Detailed investigation of the relation between mothers’ mental state language and children's theory of mind abilities
This study investigated the relation between maternal mental state language (MSL) in a storytelling context and preschoolers’ Theory of Mind (ToM) abilities. Seventy-four Turkish-speaking mothers’ mental state discourse was examined with a comprehensive coding of mental content (i.e., perception, physiological, desire, motivation, emotion, and cognition) at both lexical and morphological levels by marking the referents of each mental use (i.e., child-mother vs. story character). In addition, to distinguish the uses of perception terms as attention getters or genuine mental state references, a coding for perception words in terms of function was included.
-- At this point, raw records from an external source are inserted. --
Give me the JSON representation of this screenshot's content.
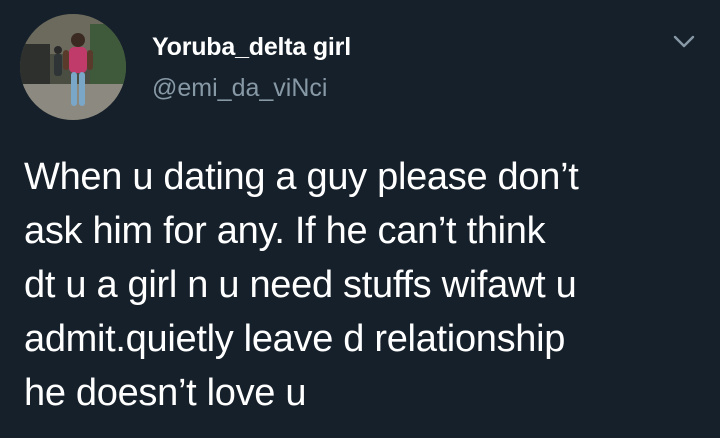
{
  "author": {
    "display_name": "Yoruba_delta girl",
    "handle": "@emi_da_viNci",
    "avatar_icon": "profile-photo"
  },
  "menu": {
    "icon": "chevron-down-icon"
  },
  "tweet": {
    "lines": [
      "When u dating a guy please don’t",
      "ask him for any. If he can’t think",
      "dt u a girl n u need stuffs wifawt u",
      "admit.quietly leave d relationship",
      "he doesn’t love u"
    ]
  },
  "colors": {
    "background": "#15202b",
    "text": "#ffffff",
    "secondary": "#8899a6"
  }
}
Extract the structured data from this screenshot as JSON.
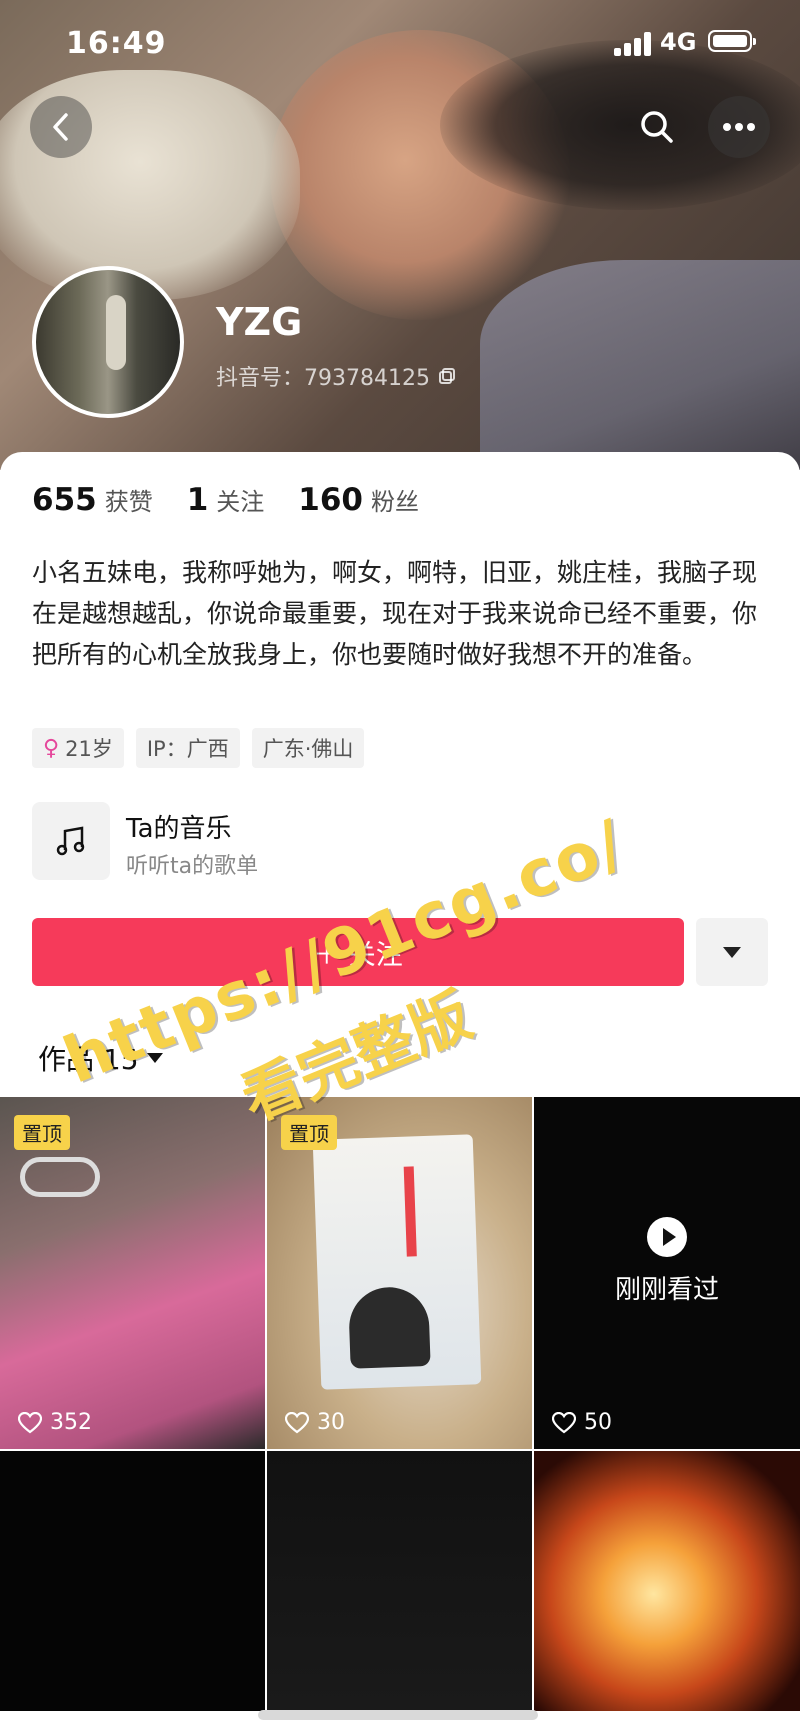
{
  "status_bar": {
    "time": "16:49",
    "network": "4G"
  },
  "profile": {
    "username": "YZG",
    "douyin_id": "抖音号：793784125"
  },
  "stats": [
    {
      "value": "655",
      "label": "获赞"
    },
    {
      "value": "1",
      "label": "关注"
    },
    {
      "value": "160",
      "label": "粉丝"
    }
  ],
  "bio": "小名五妹电，我称呼她为，啊女，啊特，旧亚，姚庄桂，我脑子现在是越想越乱，你说命最重要，现在对于我来说命已经不重要，你把所有的心机全放我身上，你也要随时做好我想不开的准备。",
  "tags": {
    "age": "21岁",
    "ip": "IP：广西",
    "location": "广东·佛山"
  },
  "music": {
    "title": "Ta的音乐",
    "subtitle": "听听ta的歌单"
  },
  "follow_button": {
    "label": "＋ 关注"
  },
  "works_tab": {
    "label": "作品 15"
  },
  "grid": [
    {
      "pinned": "置顶",
      "likes": "352"
    },
    {
      "pinned": "置顶",
      "likes": "30"
    },
    {
      "overlay": "刚刚看过",
      "likes": "50"
    },
    {},
    {},
    {}
  ],
  "watermark": {
    "line1": "https://91cg.co/",
    "line2": "看完整版"
  },
  "colors": {
    "follow": "#f63a5a",
    "pin_badge": "#f7d24a",
    "female": "#e5479b"
  }
}
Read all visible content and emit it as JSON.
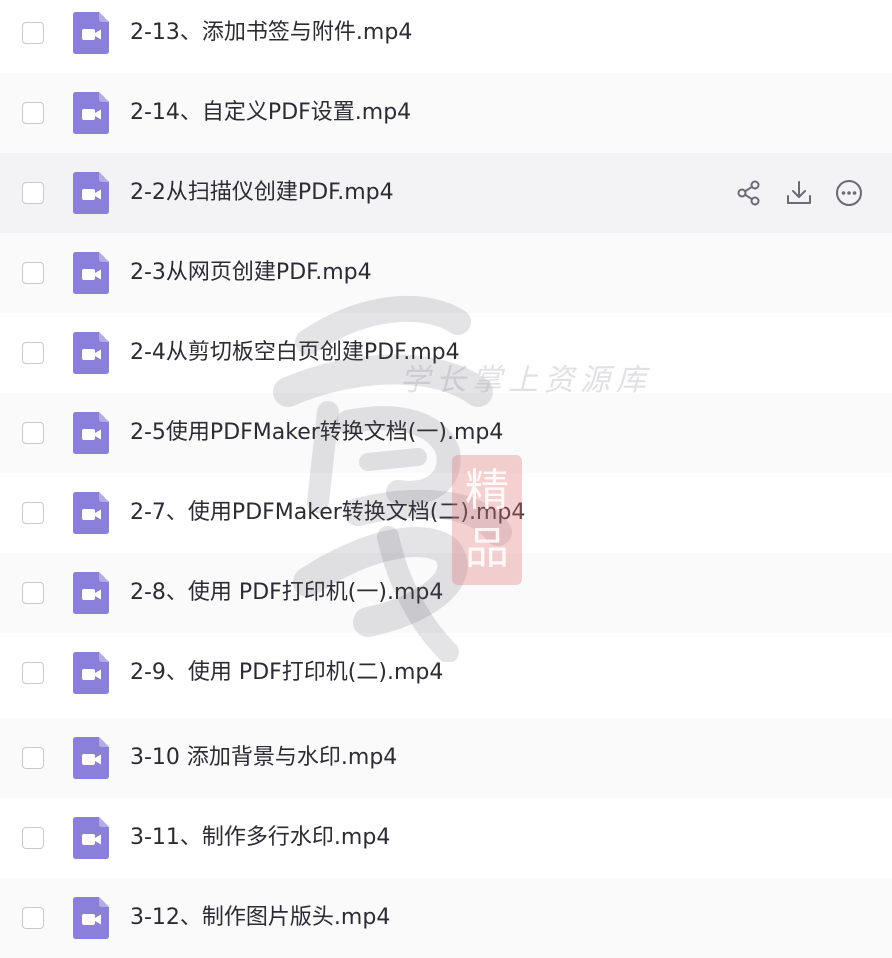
{
  "files": [
    {
      "name": "2-13、添加书签与附件.mp4"
    },
    {
      "name": "2-14、自定义PDF设置.mp4"
    },
    {
      "name": "2-2从扫描仪创建PDF.mp4"
    },
    {
      "name": "2-3从网页创建PDF.mp4"
    },
    {
      "name": "2-4从剪切板空白页创建PDF.mp4"
    },
    {
      "name": "2-5使用PDFMaker转换文档(一).mp4"
    },
    {
      "name": "2-7、使用PDFMaker转换文档(二).mp4"
    },
    {
      "name": "2-8、使用 PDF打印机(一).mp4"
    },
    {
      "name": "2-9、使用 PDF打印机(二).mp4"
    },
    {
      "name": "3-10 添加背景与水印.mp4"
    },
    {
      "name": "3-11、制作多行水印.mp4"
    },
    {
      "name": "3-12、制作图片版头.mp4"
    }
  ],
  "hovered_row_index": 2,
  "row_actions": {
    "share_icon": "share-icon",
    "download_icon": "download-icon",
    "more_icon": "more-icon"
  },
  "file_icon": "video-file-icon",
  "colors": {
    "file_icon": "#8b80d9",
    "row_hover": "#f3f3f5",
    "text": "#2b2b33",
    "action_icon": "#6a6a75"
  },
  "watermark": {
    "caption": "学长掌上资源库",
    "seal_chars": [
      "精",
      "品"
    ]
  }
}
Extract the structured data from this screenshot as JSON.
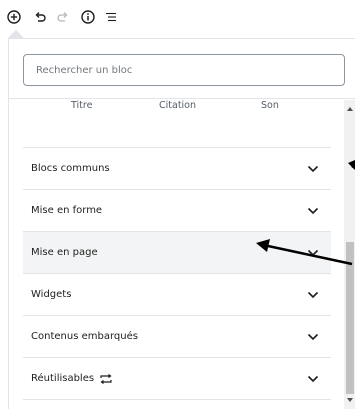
{
  "search": {
    "placeholder": "Rechercher un bloc"
  },
  "block_types": [
    "Titre",
    "Citation",
    "Son"
  ],
  "panels": [
    {
      "label": "Blocs communs"
    },
    {
      "label": "Mise en forme"
    },
    {
      "label": "Mise en page"
    },
    {
      "label": "Widgets"
    },
    {
      "label": "Contenus embarqués"
    },
    {
      "label": "Réutilisables"
    }
  ],
  "icons": {
    "toolbar": [
      "add-block-icon",
      "undo-icon",
      "redo-icon",
      "info-icon",
      "outline-icon"
    ],
    "panel": "chevron-down-icon",
    "reusable": "reusable-icon"
  },
  "colors": {
    "text": "#1e1e1e",
    "border": "#e2e4e7",
    "hover": "#f3f4f5",
    "muted": "#555d66"
  }
}
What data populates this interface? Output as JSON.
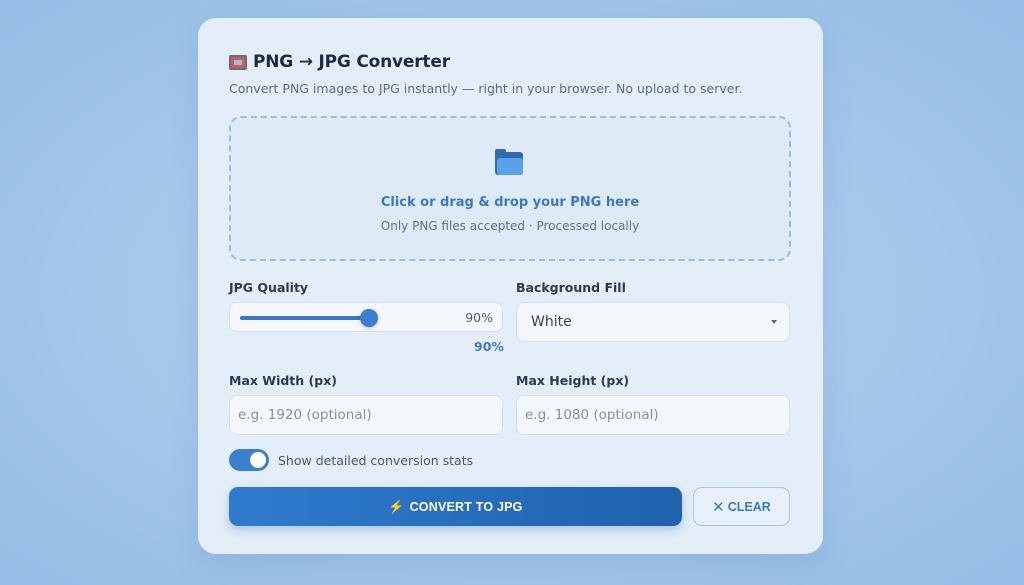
{
  "app": {
    "title": "PNG → JPG Converter",
    "subtitle": "Convert PNG images to JPG instantly — right in your browser. No upload to server."
  },
  "dropzone": {
    "main_text": "Click or drag & drop your PNG here",
    "sub_text": "Only PNG files accepted · Processed locally",
    "icon": "folder-icon"
  },
  "quality": {
    "label": "JPG Quality",
    "value_text": "90%",
    "readout": "90%",
    "value": 90
  },
  "background": {
    "label": "Background Fill",
    "selected": "White"
  },
  "max_width": {
    "label": "Max Width (px)",
    "value": "",
    "placeholder": "e.g. 1920 (optional)"
  },
  "max_height": {
    "label": "Max Height (px)",
    "value": "",
    "placeholder": "e.g. 1080 (optional)"
  },
  "stats_toggle": {
    "label": "Show detailed conversion stats",
    "on": true
  },
  "actions": {
    "convert_icon": "⚡",
    "convert_label": "CONVERT TO JPG",
    "clear_icon": "✕",
    "clear_label": "CLEAR"
  },
  "colors": {
    "accent": "#3a7fd0",
    "brand_dark": "#1f62ad",
    "text_link": "#3a7ac4"
  }
}
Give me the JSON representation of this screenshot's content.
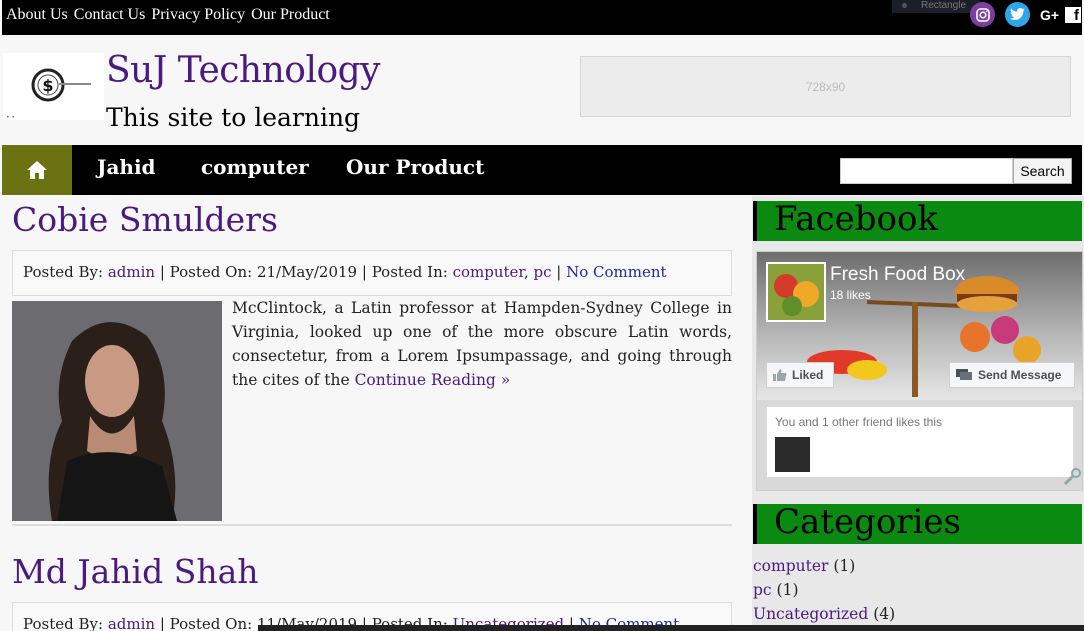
{
  "topbar": {
    "links": [
      "About Us",
      "Contact Us",
      "Privacy Policy",
      "Our Product"
    ],
    "rect_ad_label": "Rectangle",
    "social": [
      "instagram-icon",
      "twitter-icon",
      "google-plus-icon",
      "facebook-icon"
    ],
    "gplus_label": "G+",
    "fb_label": "f"
  },
  "header": {
    "title": "SuJ Technology",
    "tagline": "This site to learning",
    "ad_label": "728x90"
  },
  "nav": {
    "items": [
      "Jahid",
      "computer",
      "Our Product"
    ],
    "search_button": "Search",
    "search_placeholder": ""
  },
  "posts": [
    {
      "title": "Cobie Smulders",
      "meta": {
        "posted_by_label": "Posted By:",
        "author": "admin",
        "posted_on_label": "Posted On:",
        "date": "21/May/2019",
        "posted_in_label": "Posted In:",
        "categories": [
          "computer",
          "pc"
        ],
        "comments": "No Comment"
      },
      "excerpt": "McClintock, a Latin professor at Hampden-Sydney College in Virginia, looked up one of the more obscure Latin words, consectetur, from a Lorem Ipsumpassage, and going through the cites of the",
      "read_more": "Continue Reading »"
    },
    {
      "title": "Md Jahid Shah",
      "meta": {
        "posted_by_label": "Posted By:",
        "author": "admin",
        "posted_on_label": "Posted On:",
        "date": "11/May/2019",
        "posted_in_label": "Posted In:",
        "categories": [
          "Uncategorized"
        ],
        "comments": "No Comment"
      }
    }
  ],
  "sidebar": {
    "facebook": {
      "heading": "Facebook",
      "page_name": "Fresh Food Box",
      "likes": "18 likes",
      "liked_button": "Liked",
      "send_message_button": "Send Message",
      "friends_text": "You and 1 other friend likes this"
    },
    "categories": {
      "heading": "Categories",
      "items": [
        {
          "name": "computer",
          "count": "(1)"
        },
        {
          "name": "pc",
          "count": "(1)"
        },
        {
          "name": "Uncategorized",
          "count": "(4)"
        }
      ]
    }
  },
  "colors": {
    "title_purple": "#4a1a7e",
    "nav_home_olive": "#6b7212",
    "widget_green": "#0a8a10"
  }
}
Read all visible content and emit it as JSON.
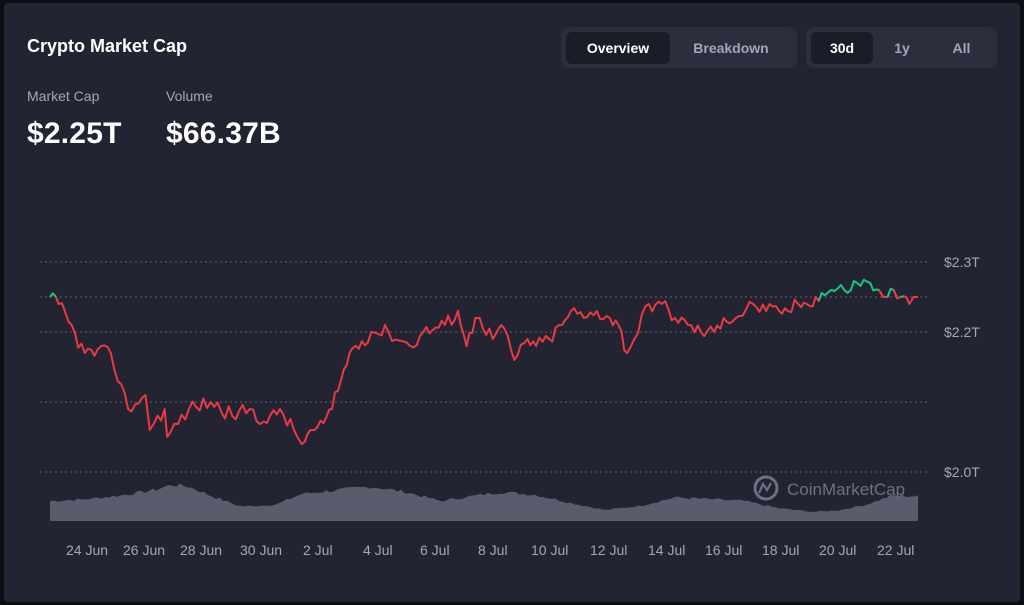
{
  "header": {
    "title": "Crypto Market Cap",
    "view_tabs": [
      "Overview",
      "Breakdown"
    ],
    "active_view": "Overview",
    "range_tabs": [
      "30d",
      "1y",
      "All"
    ],
    "active_range": "30d"
  },
  "metrics": [
    {
      "label": "Market Cap",
      "value": "$2.25T"
    },
    {
      "label": "Volume",
      "value": "$66.37B"
    }
  ],
  "watermark": "CoinMarketCap",
  "colors": {
    "background": "#222531",
    "line_down": "#ea3943",
    "line_up": "#16c784",
    "volume": "#585c6c",
    "text_secondary": "#a1a7bb"
  },
  "chart_data": {
    "type": "line",
    "title": "Crypto Market Cap",
    "y_axis": {
      "ticks": [
        {
          "value": 2.3,
          "label": "$2.3T"
        },
        {
          "value": 2.2,
          "label": "$2.2T"
        },
        {
          "value": 2.0,
          "label": "$2.0T"
        }
      ],
      "ylim": [
        2.0,
        2.3
      ],
      "unit": "trillion USD",
      "position": "right",
      "grid": "dotted"
    },
    "x_axis": {
      "ticks": [
        "24 Jun",
        "26 Jun",
        "28 Jun",
        "30 Jun",
        "2 Jul",
        "4 Jul",
        "6 Jul",
        "8 Jul",
        "10 Jul",
        "12 Jul",
        "14 Jul",
        "16 Jul",
        "18 Jul",
        "20 Jul",
        "22 Jul"
      ]
    },
    "reference_value": 2.25,
    "series": [
      {
        "name": "Market Cap",
        "x": [
          "22 Jun",
          "22.3 Jun",
          "23 Jun",
          "23.6 Jun",
          "24 Jun",
          "24.8 Jun",
          "25.2 Jun",
          "25.4 Jun",
          "25.9 Jun",
          "26 Jun",
          "26.4 Jun",
          "27 Jun",
          "27.6 Jun",
          "28 Jun",
          "28.8 Jun",
          "29.3 Jun",
          "29.8 Jun",
          "30 Jun",
          "30.4 Jun",
          "30.6 Jun",
          "1 Jul",
          "1.3 Jul",
          "1.6 Jul",
          "2 Jul",
          "2.5 Jul",
          "3 Jul",
          "3.5 Jul",
          "4 Jul",
          "4.6 Jul",
          "5 Jul",
          "5.5 Jul",
          "5.9 Jul",
          "6 Jul",
          "6.3 Jul",
          "6.6 Jul",
          "7 Jul",
          "7.4 Jul",
          "7.8 Jul",
          "8 Jul",
          "8.6 Jul",
          "9 Jul",
          "9.6 Jul",
          "10 Jul",
          "10.6 Jul",
          "11 Jul",
          "11.6 Jul",
          "12 Jul",
          "12.5 Jul",
          "13 Jul",
          "13.5 Jul",
          "14 Jul",
          "14.5 Jul",
          "14.8 Jul",
          "15 Jul",
          "15.5 Jul",
          "15.8 Jul",
          "16 Jul",
          "16.6 Jul",
          "17 Jul",
          "17.5 Jul",
          "18 Jul",
          "18.5 Jul",
          "19 Jul",
          "19.5 Jul",
          "20 Jul",
          "20.5 Jul",
          "20.7 Jul",
          "21 Jul",
          "21.2 Jul",
          "21.6 Jul",
          "22 Jul",
          "22.4 Jul",
          "22.7 Jul"
        ],
        "t": [
          0.0,
          0.01,
          0.04,
          0.07,
          0.09,
          0.11,
          0.115,
          0.12,
          0.132,
          0.135,
          0.16,
          0.185,
          0.21,
          0.23,
          0.25,
          0.265,
          0.285,
          0.29,
          0.3,
          0.305,
          0.315,
          0.325,
          0.335,
          0.345,
          0.37,
          0.39,
          0.415,
          0.43,
          0.455,
          0.47,
          0.48,
          0.49,
          0.495,
          0.51,
          0.52,
          0.535,
          0.55,
          0.56,
          0.575,
          0.59,
          0.6,
          0.615,
          0.63,
          0.645,
          0.655,
          0.665,
          0.69,
          0.705,
          0.72,
          0.735,
          0.75,
          0.765,
          0.776,
          0.79,
          0.81,
          0.825,
          0.84,
          0.85,
          0.862,
          0.872,
          0.882,
          0.9,
          0.915,
          0.93,
          0.945,
          0.955,
          0.96,
          0.965,
          0.972,
          0.98,
          0.99,
          0.995,
          1.0
        ],
        "values": [
          2.25,
          2.24,
          2.17,
          2.17,
          2.09,
          2.11,
          2.06,
          2.07,
          2.09,
          2.05,
          2.09,
          2.1,
          2.08,
          2.09,
          2.07,
          2.09,
          2.05,
          2.04,
          2.06,
          2.06,
          2.07,
          2.09,
          2.13,
          2.17,
          2.2,
          2.2,
          2.18,
          2.2,
          2.21,
          2.23,
          2.18,
          2.22,
          2.22,
          2.19,
          2.21,
          2.16,
          2.19,
          2.18,
          2.19,
          2.21,
          2.23,
          2.22,
          2.23,
          2.22,
          2.21,
          2.17,
          2.24,
          2.24,
          2.22,
          2.21,
          2.2,
          2.2,
          2.22,
          2.22,
          2.24,
          2.23,
          2.23,
          2.23,
          2.24,
          2.24,
          2.25,
          2.26,
          2.26,
          2.27,
          2.27,
          2.26,
          2.25,
          2.25,
          2.26,
          2.25,
          2.24,
          2.25,
          2.25
        ]
      },
      {
        "name": "Volume",
        "t": [
          0.0,
          0.04,
          0.08,
          0.12,
          0.14,
          0.16,
          0.19,
          0.22,
          0.26,
          0.29,
          0.33,
          0.37,
          0.41,
          0.45,
          0.49,
          0.52,
          0.56,
          0.6,
          0.64,
          0.68,
          0.72,
          0.76,
          0.8,
          0.84,
          0.88,
          0.91,
          0.94,
          0.97,
          1.0
        ],
        "relative_values": [
          0.55,
          0.6,
          0.7,
          0.85,
          1.0,
          0.95,
          0.65,
          0.4,
          0.45,
          0.75,
          0.85,
          0.95,
          0.8,
          0.55,
          0.7,
          0.8,
          0.72,
          0.5,
          0.3,
          0.42,
          0.65,
          0.6,
          0.55,
          0.35,
          0.25,
          0.3,
          0.45,
          0.7,
          0.68
        ]
      }
    ]
  }
}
The results revealed that only certain functions of mothers’ perception MSL was related to children’s ToM performance. In particular, mothers’ use of perception MSL to give the literal meaning of the terms predicted children’s ToM performance concurrently when children’s cognitive abilities and age was controlled for. Results were discussed from a socio-cultural perspective to emphasize the importance of coding the pragmatic aspects of maternal MSL for a better understanding of ToM development in relation to language.